** Exercise prompt **
Please retype the entries below word for word, passing over every picture.

══ Provided records

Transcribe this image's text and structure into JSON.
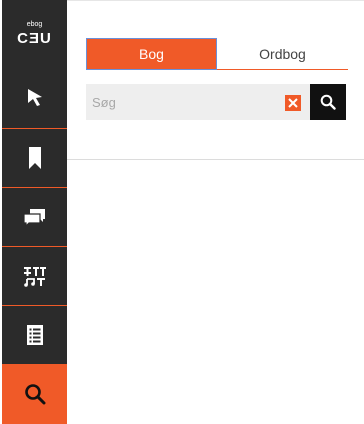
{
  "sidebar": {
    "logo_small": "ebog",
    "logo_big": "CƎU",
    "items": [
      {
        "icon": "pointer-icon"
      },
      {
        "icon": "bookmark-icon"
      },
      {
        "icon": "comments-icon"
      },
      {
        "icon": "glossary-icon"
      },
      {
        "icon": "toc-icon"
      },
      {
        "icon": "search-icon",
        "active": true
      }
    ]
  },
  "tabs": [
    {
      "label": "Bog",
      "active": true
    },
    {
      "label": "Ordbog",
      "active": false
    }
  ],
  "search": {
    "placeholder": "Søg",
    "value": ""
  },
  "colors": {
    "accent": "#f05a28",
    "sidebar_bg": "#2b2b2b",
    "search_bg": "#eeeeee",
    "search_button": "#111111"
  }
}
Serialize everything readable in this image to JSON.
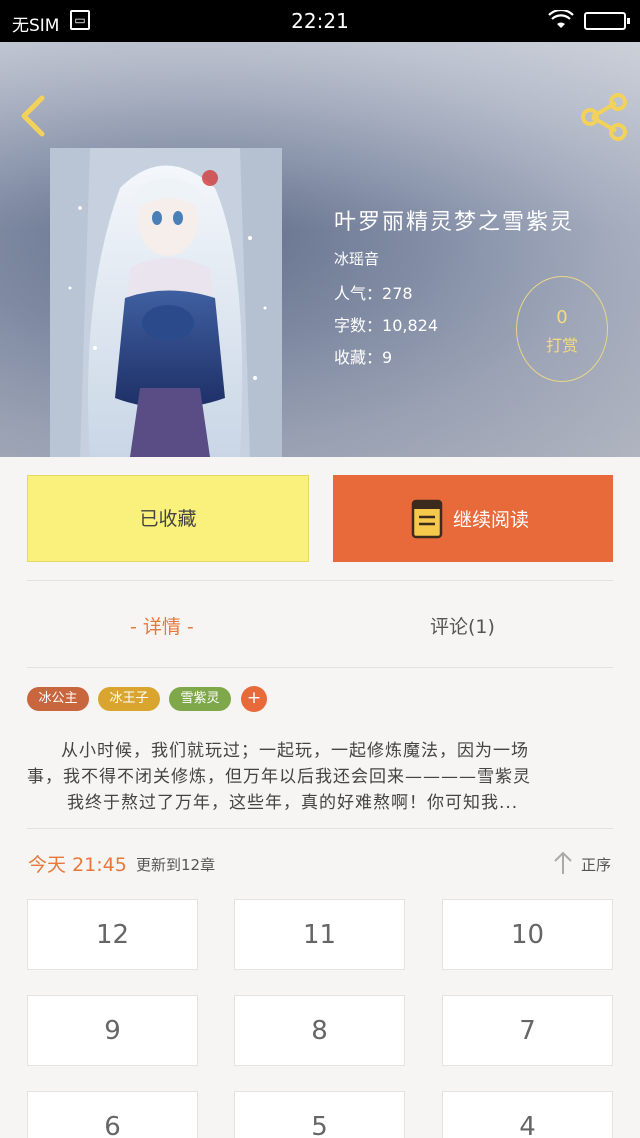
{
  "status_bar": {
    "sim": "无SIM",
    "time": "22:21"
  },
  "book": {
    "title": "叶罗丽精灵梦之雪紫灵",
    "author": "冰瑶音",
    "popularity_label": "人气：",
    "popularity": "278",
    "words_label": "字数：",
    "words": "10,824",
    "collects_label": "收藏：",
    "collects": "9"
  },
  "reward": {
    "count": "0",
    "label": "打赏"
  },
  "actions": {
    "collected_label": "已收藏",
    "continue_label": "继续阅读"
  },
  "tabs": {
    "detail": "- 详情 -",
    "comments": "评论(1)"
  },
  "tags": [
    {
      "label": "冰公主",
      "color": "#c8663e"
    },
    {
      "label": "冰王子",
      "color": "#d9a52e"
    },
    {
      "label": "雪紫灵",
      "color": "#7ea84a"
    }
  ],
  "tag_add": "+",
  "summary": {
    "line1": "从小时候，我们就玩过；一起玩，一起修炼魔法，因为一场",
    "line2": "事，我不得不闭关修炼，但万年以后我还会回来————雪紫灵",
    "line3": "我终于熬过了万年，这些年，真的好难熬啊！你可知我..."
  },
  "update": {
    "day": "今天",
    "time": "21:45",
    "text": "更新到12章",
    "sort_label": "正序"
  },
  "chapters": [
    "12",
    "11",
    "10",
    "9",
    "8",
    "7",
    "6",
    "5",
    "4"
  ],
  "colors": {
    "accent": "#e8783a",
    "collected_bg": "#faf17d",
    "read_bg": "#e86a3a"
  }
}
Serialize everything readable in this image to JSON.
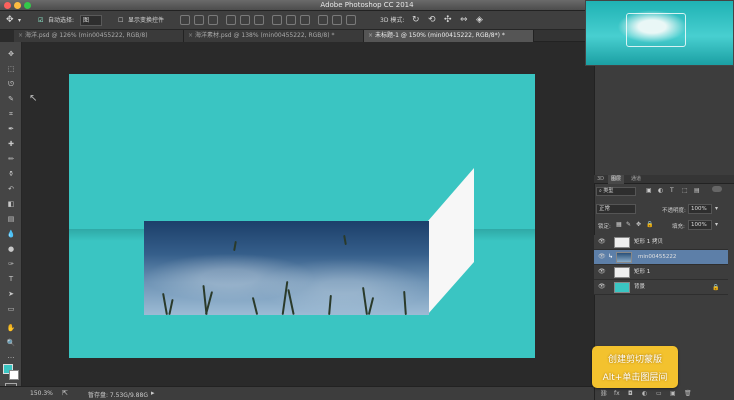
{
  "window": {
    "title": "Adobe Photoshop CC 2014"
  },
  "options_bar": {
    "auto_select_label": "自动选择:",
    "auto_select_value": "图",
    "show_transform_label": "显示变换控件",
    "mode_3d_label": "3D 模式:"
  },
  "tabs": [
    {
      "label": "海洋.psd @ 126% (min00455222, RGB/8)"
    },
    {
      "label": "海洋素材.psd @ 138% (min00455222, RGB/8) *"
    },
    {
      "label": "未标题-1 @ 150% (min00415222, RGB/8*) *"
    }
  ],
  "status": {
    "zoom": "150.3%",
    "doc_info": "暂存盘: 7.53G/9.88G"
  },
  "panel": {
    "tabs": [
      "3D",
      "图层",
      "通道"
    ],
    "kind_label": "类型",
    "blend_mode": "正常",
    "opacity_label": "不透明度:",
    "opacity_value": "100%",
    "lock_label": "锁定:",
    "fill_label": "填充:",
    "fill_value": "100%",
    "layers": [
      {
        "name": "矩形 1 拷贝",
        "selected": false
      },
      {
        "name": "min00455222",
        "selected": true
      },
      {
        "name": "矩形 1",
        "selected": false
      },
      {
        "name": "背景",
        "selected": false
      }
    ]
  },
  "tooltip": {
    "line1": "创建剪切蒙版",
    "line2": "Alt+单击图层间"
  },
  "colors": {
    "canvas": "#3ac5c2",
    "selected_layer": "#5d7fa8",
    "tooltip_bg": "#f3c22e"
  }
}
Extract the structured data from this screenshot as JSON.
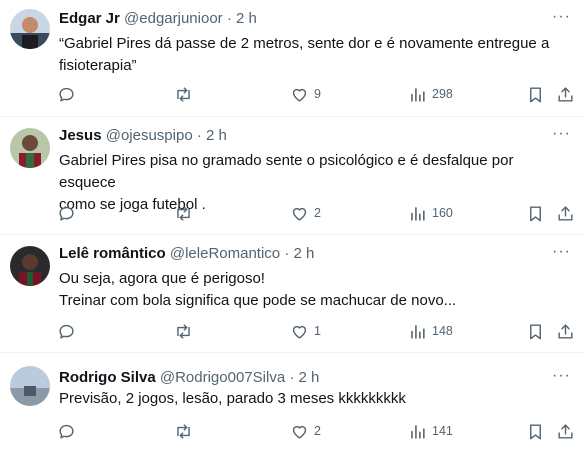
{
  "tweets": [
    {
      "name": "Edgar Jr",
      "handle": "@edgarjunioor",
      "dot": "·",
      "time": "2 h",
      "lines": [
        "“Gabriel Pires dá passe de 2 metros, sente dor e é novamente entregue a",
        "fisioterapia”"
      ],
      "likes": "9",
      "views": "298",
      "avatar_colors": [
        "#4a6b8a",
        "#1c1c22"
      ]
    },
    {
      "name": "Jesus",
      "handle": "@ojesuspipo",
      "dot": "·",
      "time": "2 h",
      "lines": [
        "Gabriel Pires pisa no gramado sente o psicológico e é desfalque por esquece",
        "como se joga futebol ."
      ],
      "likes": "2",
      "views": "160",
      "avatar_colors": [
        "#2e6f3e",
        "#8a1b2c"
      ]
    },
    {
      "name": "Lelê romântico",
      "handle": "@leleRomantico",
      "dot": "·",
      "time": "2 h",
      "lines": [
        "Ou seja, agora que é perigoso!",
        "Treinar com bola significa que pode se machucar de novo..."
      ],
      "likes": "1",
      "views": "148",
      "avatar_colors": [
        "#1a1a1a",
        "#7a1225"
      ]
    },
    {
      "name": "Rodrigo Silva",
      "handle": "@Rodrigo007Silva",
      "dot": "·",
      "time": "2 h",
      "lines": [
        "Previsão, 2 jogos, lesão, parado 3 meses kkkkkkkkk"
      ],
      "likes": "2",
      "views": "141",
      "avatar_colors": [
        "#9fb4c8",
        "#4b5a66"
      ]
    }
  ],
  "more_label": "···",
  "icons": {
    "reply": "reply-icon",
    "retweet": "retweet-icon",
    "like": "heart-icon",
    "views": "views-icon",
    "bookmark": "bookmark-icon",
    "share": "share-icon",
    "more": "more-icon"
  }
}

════

** Solution for this problem **
Transcribe this image's text and structure into JSON.
{
  "sidebar": {
    "logo_small": "ebog",
    "logo_big": "CƎU",
    "items": [
      {
        "icon": "pointer-icon"
      },
      {
        "icon": "bookmark-icon"
      },
      {
        "icon": "comments-icon"
      },
      {
        "icon": "glossary-icon"
      },
      {
        "icon": "toc-icon"
      },
      {
        "icon": "search-icon",
        "active": true
      }
    ]
  },
  "tabs": [
    {
      "label": "Bog",
      "active": true
    },
    {
      "label": "Ordbog",
      "active": false
    }
  ],
  "search": {
    "placeholder": "Søg",
    "value": ""
  },
  "colors": {
    "accent": "#f05a28",
    "sidebar_bg": "#2b2b2b",
    "search_bg": "#eeeeee",
    "search_button": "#111111"
  }
}
Serialize everything readable in this image to JSON.
{
  "status_bar": {
    "sim": "无SIM",
    "time": "22:21"
  },
  "book": {
    "title": "叶罗丽精灵梦之雪紫灵",
    "author": "冰瑶音",
    "popularity_label": "人气：",
    "popularity": "278",
    "words_label": "字数：",
    "words": "10,824",
    "collects_label": "收藏：",
    "collects": "9"
  },
  "reward": {
    "count": "0",
    "label": "打赏"
  },
  "actions": {
    "collected_label": "已收藏",
    "continue_label": "继续阅读"
  },
  "tabs": {
    "detail": "- 详情 -",
    "comments": "评论(1)"
  },
  "tags": [
    {
      "label": "冰公主",
      "color": "#c8663e"
    },
    {
      "label": "冰王子",
      "color": "#d9a52e"
    },
    {
      "label": "雪紫灵",
      "color": "#7ea84a"
    }
  ],
  "tag_add": "+",
  "summary": {
    "line1": "从小时候，我们就玩过；一起玩，一起修炼魔法，因为一场",
    "line2": "事，我不得不闭关修炼，但万年以后我还会回来————雪紫灵",
    "line3": "我终于熬过了万年，这些年，真的好难熬啊！你可知我..."
  },
  "update": {
    "day": "今天",
    "time": "21:45",
    "text": "更新到12章",
    "sort_label": "正序"
  },
  "chapters": [
    "12",
    "11",
    "10",
    "9",
    "8",
    "7",
    "6",
    "5",
    "4"
  ],
  "colors": {
    "accent": "#e8783a",
    "collected_bg": "#faf17d",
    "read_bg": "#e86a3a"
  }
}
Serialize everything readable in this image to JSON.
{
  "window": {
    "title": "Adobe Photoshop CC 2014"
  },
  "options_bar": {
    "auto_select_label": "自动选择:",
    "auto_select_value": "图",
    "show_transform_label": "显示变换控件",
    "mode_3d_label": "3D 模式:"
  },
  "tabs": [
    {
      "label": "海洋.psd @ 126% (min00455222, RGB/8)"
    },
    {
      "label": "海洋素材.psd @ 138% (min00455222, RGB/8) *"
    },
    {
      "label": "未标题-1 @ 150% (min00415222, RGB/8*) *"
    }
  ],
  "status": {
    "zoom": "150.3%",
    "doc_info": "暂存盘: 7.53G/9.88G"
  },
  "panel": {
    "tabs": [
      "3D",
      "图层",
      "通道"
    ],
    "kind_label": "类型",
    "blend_mode": "正常",
    "opacity_label": "不透明度:",
    "opacity_value": "100%",
    "lock_label": "锁定:",
    "fill_label": "填充:",
    "fill_value": "100%",
    "layers": [
      {
        "name": "矩形 1 拷贝",
        "selected": false
      },
      {
        "name": "min00455222",
        "selected": true
      },
      {
        "name": "矩形 1",
        "selected": false
      },
      {
        "name": "背景",
        "selected": false
      }
    ]
  },
  "tooltip": {
    "line1": "创建剪切蒙版",
    "line2": "Alt+单击图层间"
  },
  "colors": {
    "canvas": "#3ac5c2",
    "selected_layer": "#5d7fa8",
    "tooltip_bg": "#f3c22e"
  }
}
Extract the structured data from this screenshot as JSON.
{
  "tweets": [
    {
      "name": "Edgar Jr",
      "handle": "@edgarjunioor",
      "dot": "·",
      "time": "2 h",
      "lines": [
        "“Gabriel Pires dá passe de 2 metros, sente dor e é novamente entregue a",
        "fisioterapia”"
      ],
      "likes": "9",
      "views": "298",
      "avatar_colors": [
        "#4a6b8a",
        "#1c1c22"
      ]
    },
    {
      "name": "Jesus",
      "handle": "@ojesuspipo",
      "dot": "·",
      "time": "2 h",
      "lines": [
        "Gabriel Pires pisa no gramado sente o psicológico e é desfalque por esquece",
        "como se joga futebol ."
      ],
      "likes": "2",
      "views": "160",
      "avatar_colors": [
        "#2e6f3e",
        "#8a1b2c"
      ]
    },
    {
      "name": "Lelê romântico",
      "handle": "@leleRomantico",
      "dot": "·",
      "time": "2 h",
      "lines": [
        "Ou seja, agora que é perigoso!",
        "Treinar com bola significa que pode se machucar de novo..."
      ],
      "likes": "1",
      "views": "148",
      "avatar_colors": [
        "#1a1a1a",
        "#7a1225"
      ]
    },
    {
      "name": "Rodrigo Silva",
      "handle": "@Rodrigo007Silva",
      "dot": "·",
      "time": "2 h",
      "lines": [
        "Previsão, 2 jogos, lesão, parado 3 meses kkkkkkkkk"
      ],
      "likes": "2",
      "views": "141",
      "avatar_colors": [
        "#9fb4c8",
        "#4b5a66"
      ]
    }
  ],
  "more_label": "···",
  "icons": {
    "reply": "reply-icon",
    "retweet": "retweet-icon",
    "like": "heart-icon",
    "views": "views-icon",
    "bookmark": "bookmark-icon",
    "share": "share-icon",
    "more": "more-icon"
  }
}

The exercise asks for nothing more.